Return all lines in the material below that contain "Results".

☆ ☆ ☆ ☆ ☆ ☆ ☆

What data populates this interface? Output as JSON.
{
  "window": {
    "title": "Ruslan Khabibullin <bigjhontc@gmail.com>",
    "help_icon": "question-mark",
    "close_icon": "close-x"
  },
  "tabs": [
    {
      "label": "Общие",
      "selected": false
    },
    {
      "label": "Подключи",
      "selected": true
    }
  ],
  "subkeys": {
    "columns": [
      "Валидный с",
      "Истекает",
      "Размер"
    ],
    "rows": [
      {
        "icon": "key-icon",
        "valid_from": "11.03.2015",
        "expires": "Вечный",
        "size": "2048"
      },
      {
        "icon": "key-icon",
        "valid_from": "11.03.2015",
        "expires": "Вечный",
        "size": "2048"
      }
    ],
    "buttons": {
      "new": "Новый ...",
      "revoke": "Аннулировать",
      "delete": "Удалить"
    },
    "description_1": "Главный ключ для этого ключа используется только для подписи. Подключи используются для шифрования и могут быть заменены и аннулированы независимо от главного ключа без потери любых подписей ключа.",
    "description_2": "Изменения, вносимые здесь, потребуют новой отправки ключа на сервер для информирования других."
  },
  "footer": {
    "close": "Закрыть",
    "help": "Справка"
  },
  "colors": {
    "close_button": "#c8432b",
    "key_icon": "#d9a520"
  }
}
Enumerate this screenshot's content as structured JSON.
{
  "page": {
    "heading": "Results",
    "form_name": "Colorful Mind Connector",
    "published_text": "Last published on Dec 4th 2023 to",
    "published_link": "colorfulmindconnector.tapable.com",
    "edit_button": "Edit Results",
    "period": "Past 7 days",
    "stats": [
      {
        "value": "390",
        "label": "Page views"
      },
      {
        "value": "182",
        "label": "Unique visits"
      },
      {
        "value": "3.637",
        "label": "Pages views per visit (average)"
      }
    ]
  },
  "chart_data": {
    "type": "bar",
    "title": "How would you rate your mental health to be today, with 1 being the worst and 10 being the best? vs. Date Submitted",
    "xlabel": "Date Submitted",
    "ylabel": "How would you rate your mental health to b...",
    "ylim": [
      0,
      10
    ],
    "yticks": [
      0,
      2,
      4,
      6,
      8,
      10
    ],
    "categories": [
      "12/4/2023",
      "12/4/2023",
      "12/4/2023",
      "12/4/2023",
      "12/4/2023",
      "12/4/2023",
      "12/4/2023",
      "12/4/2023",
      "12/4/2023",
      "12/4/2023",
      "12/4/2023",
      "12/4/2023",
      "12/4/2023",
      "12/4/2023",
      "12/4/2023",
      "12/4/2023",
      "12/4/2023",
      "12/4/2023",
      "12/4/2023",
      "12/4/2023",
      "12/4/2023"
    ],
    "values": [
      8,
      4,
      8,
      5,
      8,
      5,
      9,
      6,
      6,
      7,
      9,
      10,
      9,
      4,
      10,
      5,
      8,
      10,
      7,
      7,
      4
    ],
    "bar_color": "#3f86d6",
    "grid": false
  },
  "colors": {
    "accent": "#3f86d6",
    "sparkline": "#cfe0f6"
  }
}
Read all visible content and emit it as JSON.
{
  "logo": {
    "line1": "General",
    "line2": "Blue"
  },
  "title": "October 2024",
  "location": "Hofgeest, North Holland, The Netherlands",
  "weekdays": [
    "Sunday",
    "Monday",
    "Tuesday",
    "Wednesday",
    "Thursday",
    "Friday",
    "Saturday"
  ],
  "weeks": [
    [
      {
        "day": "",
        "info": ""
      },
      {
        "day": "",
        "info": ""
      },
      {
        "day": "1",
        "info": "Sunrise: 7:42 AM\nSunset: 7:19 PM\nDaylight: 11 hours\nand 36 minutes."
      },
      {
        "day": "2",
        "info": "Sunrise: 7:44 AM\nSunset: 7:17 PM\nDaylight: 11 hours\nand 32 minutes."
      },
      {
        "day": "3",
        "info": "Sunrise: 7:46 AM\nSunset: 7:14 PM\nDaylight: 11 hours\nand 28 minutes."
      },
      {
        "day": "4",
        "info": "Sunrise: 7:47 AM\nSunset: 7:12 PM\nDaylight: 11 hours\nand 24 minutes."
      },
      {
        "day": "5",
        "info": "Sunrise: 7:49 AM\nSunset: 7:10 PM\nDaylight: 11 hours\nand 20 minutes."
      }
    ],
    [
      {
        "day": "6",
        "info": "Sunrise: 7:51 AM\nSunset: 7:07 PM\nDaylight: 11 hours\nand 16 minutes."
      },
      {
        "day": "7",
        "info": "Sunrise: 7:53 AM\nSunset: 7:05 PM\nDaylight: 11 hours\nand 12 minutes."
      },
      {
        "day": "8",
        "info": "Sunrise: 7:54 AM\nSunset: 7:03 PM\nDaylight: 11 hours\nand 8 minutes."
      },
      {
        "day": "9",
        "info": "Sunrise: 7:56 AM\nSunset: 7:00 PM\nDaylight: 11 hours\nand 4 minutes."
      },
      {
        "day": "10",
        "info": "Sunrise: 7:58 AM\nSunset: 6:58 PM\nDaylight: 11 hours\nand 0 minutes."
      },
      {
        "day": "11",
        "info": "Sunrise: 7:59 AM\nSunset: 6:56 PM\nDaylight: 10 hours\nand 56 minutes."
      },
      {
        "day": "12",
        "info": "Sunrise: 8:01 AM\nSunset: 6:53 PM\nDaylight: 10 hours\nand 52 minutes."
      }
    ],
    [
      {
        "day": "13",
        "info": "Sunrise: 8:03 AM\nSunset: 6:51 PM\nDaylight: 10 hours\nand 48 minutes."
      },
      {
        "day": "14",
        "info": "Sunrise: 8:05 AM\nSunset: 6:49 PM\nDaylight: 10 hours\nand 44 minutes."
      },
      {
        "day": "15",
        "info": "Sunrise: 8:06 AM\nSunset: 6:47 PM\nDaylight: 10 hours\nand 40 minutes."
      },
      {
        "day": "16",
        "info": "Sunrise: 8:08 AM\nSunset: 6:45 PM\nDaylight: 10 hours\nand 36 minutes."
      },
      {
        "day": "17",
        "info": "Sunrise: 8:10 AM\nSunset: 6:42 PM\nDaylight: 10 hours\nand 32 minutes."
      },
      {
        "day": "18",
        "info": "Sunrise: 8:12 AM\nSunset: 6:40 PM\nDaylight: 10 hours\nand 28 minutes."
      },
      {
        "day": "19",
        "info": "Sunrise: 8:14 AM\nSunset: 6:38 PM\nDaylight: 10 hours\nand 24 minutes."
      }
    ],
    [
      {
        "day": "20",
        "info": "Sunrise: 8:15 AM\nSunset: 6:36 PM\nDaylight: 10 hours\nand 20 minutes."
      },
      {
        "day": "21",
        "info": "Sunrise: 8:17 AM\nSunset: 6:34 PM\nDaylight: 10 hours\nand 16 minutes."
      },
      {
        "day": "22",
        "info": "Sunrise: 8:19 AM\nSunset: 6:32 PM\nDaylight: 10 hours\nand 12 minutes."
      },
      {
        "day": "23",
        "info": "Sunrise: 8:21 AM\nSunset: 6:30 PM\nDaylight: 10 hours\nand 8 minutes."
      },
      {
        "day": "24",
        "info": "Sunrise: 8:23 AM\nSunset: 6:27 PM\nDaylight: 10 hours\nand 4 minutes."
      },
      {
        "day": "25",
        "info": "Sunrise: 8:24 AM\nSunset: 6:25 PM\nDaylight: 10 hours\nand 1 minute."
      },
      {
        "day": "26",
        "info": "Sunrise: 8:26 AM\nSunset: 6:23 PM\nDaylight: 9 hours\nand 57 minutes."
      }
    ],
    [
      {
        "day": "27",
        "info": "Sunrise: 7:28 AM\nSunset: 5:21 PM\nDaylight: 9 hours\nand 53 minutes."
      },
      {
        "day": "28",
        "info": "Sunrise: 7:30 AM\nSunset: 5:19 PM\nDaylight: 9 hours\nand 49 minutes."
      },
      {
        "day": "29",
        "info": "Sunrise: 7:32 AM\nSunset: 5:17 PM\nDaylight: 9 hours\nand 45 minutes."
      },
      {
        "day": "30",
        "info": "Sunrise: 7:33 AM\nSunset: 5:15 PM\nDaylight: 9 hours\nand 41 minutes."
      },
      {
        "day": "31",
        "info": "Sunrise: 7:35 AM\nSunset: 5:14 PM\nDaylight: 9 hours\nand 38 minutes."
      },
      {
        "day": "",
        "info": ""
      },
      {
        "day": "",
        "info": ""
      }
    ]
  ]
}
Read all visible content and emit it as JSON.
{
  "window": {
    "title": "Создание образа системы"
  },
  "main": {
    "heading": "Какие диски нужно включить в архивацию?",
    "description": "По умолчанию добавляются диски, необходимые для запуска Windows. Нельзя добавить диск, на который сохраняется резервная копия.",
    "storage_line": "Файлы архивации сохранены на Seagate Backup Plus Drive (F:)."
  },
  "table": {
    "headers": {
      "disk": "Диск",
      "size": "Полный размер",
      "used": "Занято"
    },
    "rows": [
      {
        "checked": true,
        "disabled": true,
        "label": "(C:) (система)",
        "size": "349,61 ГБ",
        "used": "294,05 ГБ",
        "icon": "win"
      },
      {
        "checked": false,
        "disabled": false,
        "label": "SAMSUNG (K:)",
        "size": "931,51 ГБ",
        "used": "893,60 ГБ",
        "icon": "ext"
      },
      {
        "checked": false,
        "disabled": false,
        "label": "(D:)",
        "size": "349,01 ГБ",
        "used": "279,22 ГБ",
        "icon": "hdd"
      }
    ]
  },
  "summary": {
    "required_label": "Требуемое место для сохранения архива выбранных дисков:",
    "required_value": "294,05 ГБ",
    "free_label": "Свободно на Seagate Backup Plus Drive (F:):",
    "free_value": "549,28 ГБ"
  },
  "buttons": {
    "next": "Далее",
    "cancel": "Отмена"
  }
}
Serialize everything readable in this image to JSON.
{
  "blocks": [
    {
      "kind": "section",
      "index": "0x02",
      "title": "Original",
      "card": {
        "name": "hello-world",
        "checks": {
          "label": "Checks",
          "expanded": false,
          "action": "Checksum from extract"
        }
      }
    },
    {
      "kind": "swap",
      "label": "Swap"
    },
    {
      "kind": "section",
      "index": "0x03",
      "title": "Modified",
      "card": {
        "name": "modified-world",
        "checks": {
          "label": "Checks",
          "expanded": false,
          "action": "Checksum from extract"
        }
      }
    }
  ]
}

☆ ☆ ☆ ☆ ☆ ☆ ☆

# Answer section:
    "heading": "Results",
    "edit_button": "Edit Results",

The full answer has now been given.